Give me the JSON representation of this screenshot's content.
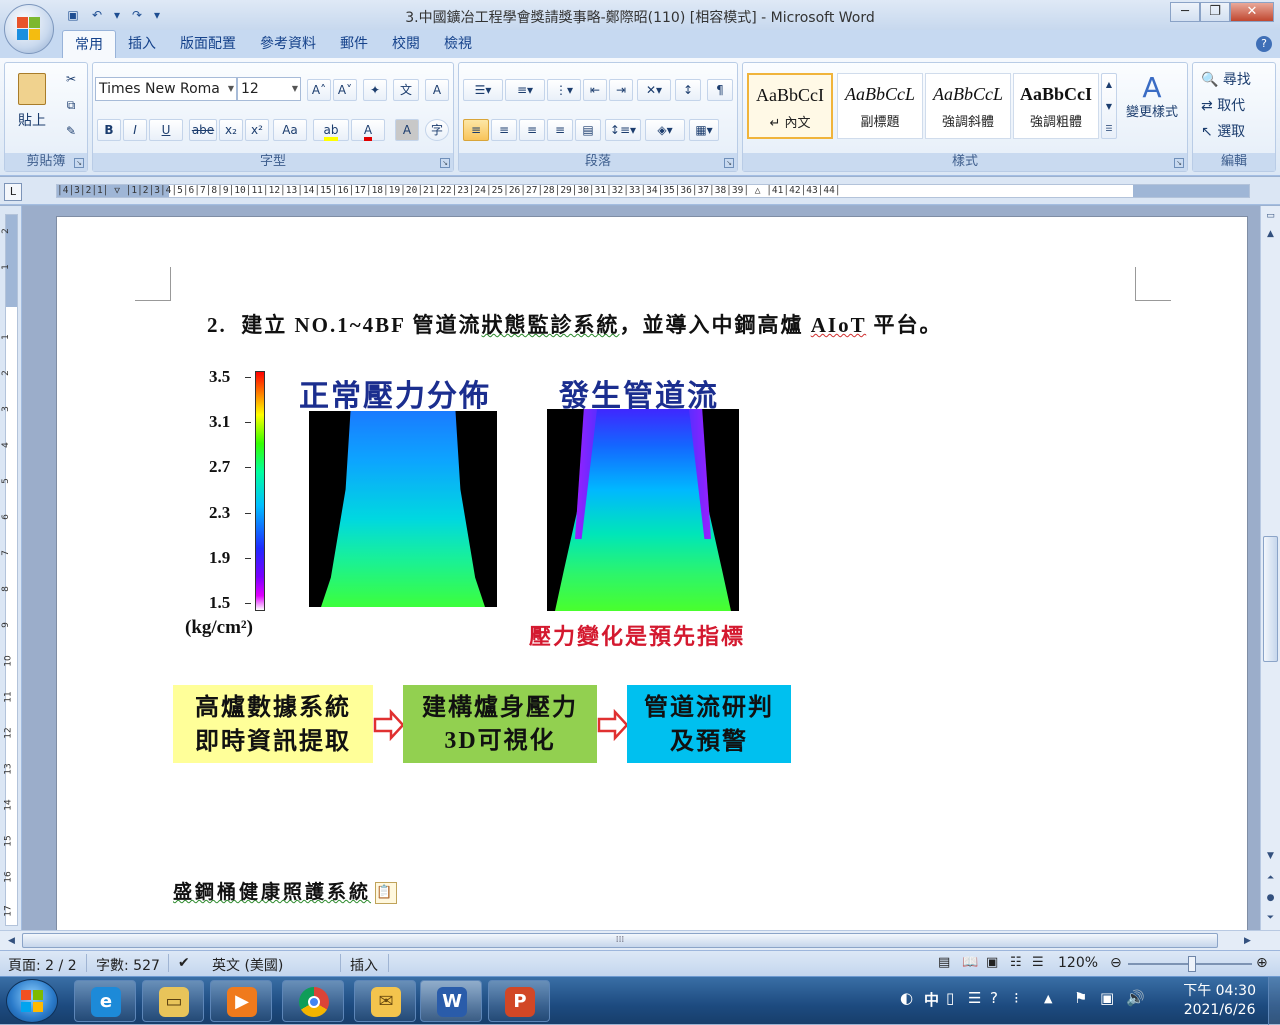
{
  "window": {
    "title": "3.中國鑛冶工程學會獎請獎事略-鄭際昭(110) [相容模式] - Microsoft Word",
    "minimize": "─",
    "restore": "❐",
    "close": "✕"
  },
  "qat": {
    "save_icon": "save-icon",
    "undo_icon": "undo-icon",
    "redo_icon": "redo-icon"
  },
  "tabs": [
    "常用",
    "插入",
    "版面配置",
    "參考資料",
    "郵件",
    "校閱",
    "檢視"
  ],
  "ribbon": {
    "clipboard": {
      "paste_label": "貼上",
      "group_label": "剪貼簿"
    },
    "font": {
      "font_name": "Times New Roma",
      "font_size": "12",
      "group_label": "字型",
      "bold": "B",
      "italic": "I",
      "underline": "U",
      "strike": "abe",
      "sub": "x₂",
      "sup": "x²",
      "case": "Aa",
      "grow": "A˄",
      "shrink": "A˅"
    },
    "paragraph": {
      "group_label": "段落"
    },
    "styles": {
      "group_label": "樣式",
      "items": [
        {
          "sample": "AaBbCcI",
          "name": "↵ 內文"
        },
        {
          "sample": "AaBbCcL",
          "name": "副標題"
        },
        {
          "sample": "AaBbCcL",
          "name": "強調斜體"
        },
        {
          "sample": "AaBbCcI",
          "name": "強調粗體"
        }
      ],
      "change_styles": "變更樣式"
    },
    "editing": {
      "find": "尋找",
      "replace": "取代",
      "select": "選取",
      "group_label": "編輯"
    }
  },
  "document": {
    "heading_number": "2.",
    "heading_pre": "建立 NO.1~4BF 管道流",
    "heading_squig": "狀態監診系統",
    "heading_mid": "，並導入中鋼高爐 ",
    "heading_aiot": "AIoT",
    "heading_post": " 平台。",
    "figure": {
      "scale_ticks": [
        "3.5",
        "3.1",
        "2.7",
        "2.3",
        "1.9",
        "1.5"
      ],
      "unit": "(kg/cm²)",
      "label_normal": "正常壓力分佈",
      "label_channel": "發生管道流",
      "red_note": "壓力變化是預先指標"
    },
    "flow": {
      "box1_line1": "高爐數據系統",
      "box1_line2": "即時資訊提取",
      "box2_line1": "建構爐身壓力",
      "box2_line2": "3D可視化",
      "box3_line1": "管道流研判",
      "box3_line2": "及預警",
      "colors": {
        "box1": "#ffff99",
        "box2": "#92d050",
        "box3": "#00c0ef",
        "arrow": "#e03030"
      }
    },
    "last_line": "盛鋼桶健康照護系統"
  },
  "ruler": {
    "h_text": "│4│3│2│1│ ▽ │1│2│3│4│5│6│7│8│9│10│11│12│13│14│15│16│17│18│19│20│21│22│23│24│25│26│27│28│29│30│31│32│33│34│35│36│37│38│39│ △ │41│42│43│44│",
    "v_numbers": [
      "2",
      "1",
      "1",
      "2",
      "3",
      "4",
      "5",
      "6",
      "7",
      "8",
      "9",
      "10",
      "11",
      "12",
      "13",
      "14",
      "15",
      "16",
      "17"
    ]
  },
  "status": {
    "page": "頁面: 2 / 2",
    "words": "字數: 527",
    "language": "英文 (美國)",
    "mode": "插入",
    "zoom": "120%"
  },
  "taskbar": {
    "ime": "中",
    "time": "下午 04:30",
    "date": "2021/6/26"
  }
}
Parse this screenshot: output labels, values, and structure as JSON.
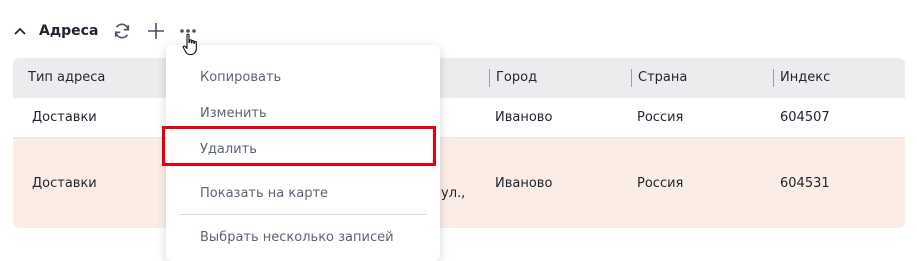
{
  "section": {
    "title": "Адреса",
    "icons": {
      "collapse": "chevron-up-icon",
      "refresh": "refresh-icon",
      "add": "plus-icon",
      "more": "more-horizontal-icon"
    }
  },
  "table": {
    "headers": {
      "address_type": "Тип адреса",
      "city": "Город",
      "country": "Страна",
      "index": "Индекс"
    },
    "rows": [
      {
        "address_type": "Доставки",
        "address_tail": "",
        "city": "Иваново",
        "country": "Россия",
        "index": "604507"
      },
      {
        "address_type": "Доставки",
        "address_tail": "ул.,",
        "city": "Иваново",
        "country": "Россия",
        "index": "604531"
      }
    ]
  },
  "context_menu": {
    "items": [
      "Копировать",
      "Изменить",
      "Удалить",
      "Показать на карте",
      "Выбрать несколько записей"
    ],
    "highlighted_item": "Удалить"
  },
  "colors": {
    "highlight_border": "#e3000f",
    "selected_row_bg": "#fcece6",
    "header_bg": "#ececee"
  }
}
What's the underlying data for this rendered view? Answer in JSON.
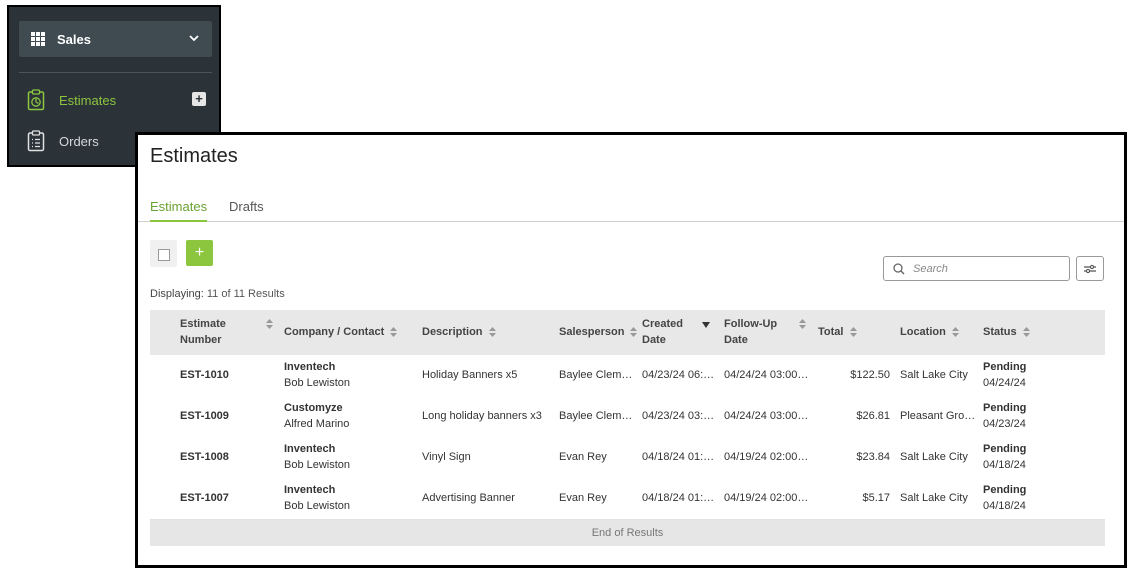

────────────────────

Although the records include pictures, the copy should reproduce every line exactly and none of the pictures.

Give me the JSON representation of this screenshot's content.
{
  "window": {
    "title": "3.中國鑛冶工程學會獎請獎事略-鄭際昭(110) [相容模式] - Microsoft Word",
    "minimize": "─",
    "restore": "❐",
    "close": "✕"
  },
  "qat": {
    "save_icon": "save-icon",
    "undo_icon": "undo-icon",
    "redo_icon": "redo-icon"
  },
  "tabs": [
    "常用",
    "插入",
    "版面配置",
    "參考資料",
    "郵件",
    "校閱",
    "檢視"
  ],
  "ribbon": {
    "clipboard": {
      "paste_label": "貼上",
      "group_label": "剪貼簿"
    },
    "font": {
      "font_name": "Times New Roma",
      "font_size": "12",
      "group_label": "字型",
      "bold": "B",
      "italic": "I",
      "underline": "U",
      "strike": "abe",
      "sub": "x₂",
      "sup": "x²",
      "case": "Aa",
      "grow": "A˄",
      "shrink": "A˅"
    },
    "paragraph": {
      "group_label": "段落"
    },
    "styles": {
      "group_label": "樣式",
      "items": [
        {
          "sample": "AaBbCcI",
          "name": "↵ 內文"
        },
        {
          "sample": "AaBbCcL",
          "name": "副標題"
        },
        {
          "sample": "AaBbCcL",
          "name": "強調斜體"
        },
        {
          "sample": "AaBbCcI",
          "name": "強調粗體"
        }
      ],
      "change_styles": "變更樣式"
    },
    "editing": {
      "find": "尋找",
      "replace": "取代",
      "select": "選取",
      "group_label": "編輯"
    }
  },
  "document": {
    "heading_number": "2.",
    "heading_pre": "建立 NO.1~4BF 管道流",
    "heading_squig": "狀態監診系統",
    "heading_mid": "，並導入中鋼高爐 ",
    "heading_aiot": "AIoT",
    "heading_post": " 平台。",
    "figure": {
      "scale_ticks": [
        "3.5",
        "3.1",
        "2.7",
        "2.3",
        "1.9",
        "1.5"
      ],
      "unit": "(kg/cm²)",
      "label_normal": "正常壓力分佈",
      "label_channel": "發生管道流",
      "red_note": "壓力變化是預先指標"
    },
    "flow": {
      "box1_line1": "高爐數據系統",
      "box1_line2": "即時資訊提取",
      "box2_line1": "建構爐身壓力",
      "box2_line2": "3D可視化",
      "box3_line1": "管道流研判",
      "box3_line2": "及預警",
      "colors": {
        "box1": "#ffff99",
        "box2": "#92d050",
        "box3": "#00c0ef",
        "arrow": "#e03030"
      }
    },
    "last_line": "盛鋼桶健康照護系統"
  },
  "ruler": {
    "h_text": "│4│3│2│1│ ▽ │1│2│3│4│5│6│7│8│9│10│11│12│13│14│15│16│17│18│19│20│21│22│23│24│25│26│27│28│29│30│31│32│33│34│35│36│37│38│39│ △ │41│42│43│44│",
    "v_numbers": [
      "2",
      "1",
      "1",
      "2",
      "3",
      "4",
      "5",
      "6",
      "7",
      "8",
      "9",
      "10",
      "11",
      "12",
      "13",
      "14",
      "15",
      "16",
      "17"
    ]
  },
  "status": {
    "page": "頁面: 2 / 2",
    "words": "字數: 527",
    "language": "英文 (美國)",
    "mode": "插入",
    "zoom": "120%"
  },
  "taskbar": {
    "ime": "中",
    "time": "下午 04:30",
    "date": "2021/6/26"
  }
}
Parse this screenshot: output labels, values, and structure as JSON.
{
  "section": {
    "title": "Адреса",
    "icons": {
      "collapse": "chevron-up-icon",
      "refresh": "refresh-icon",
      "add": "plus-icon",
      "more": "more-horizontal-icon"
    }
  },
  "table": {
    "headers": {
      "address_type": "Тип адреса",
      "city": "Город",
      "country": "Страна",
      "index": "Индекс"
    },
    "rows": [
      {
        "address_type": "Доставки",
        "address_tail": "",
        "city": "Иваново",
        "country": "Россия",
        "index": "604507"
      },
      {
        "address_type": "Доставки",
        "address_tail": "ул.,",
        "city": "Иваново",
        "country": "Россия",
        "index": "604531"
      }
    ]
  },
  "context_menu": {
    "items": [
      "Копировать",
      "Изменить",
      "Удалить",
      "Показать на карте",
      "Выбрать несколько записей"
    ],
    "highlighted_item": "Удалить"
  },
  "colors": {
    "highlight_border": "#e3000f",
    "selected_row_bg": "#fcece6",
    "header_bg": "#ececee"
  }
}
What's the underlying data for this rendered view? Answer in JSON.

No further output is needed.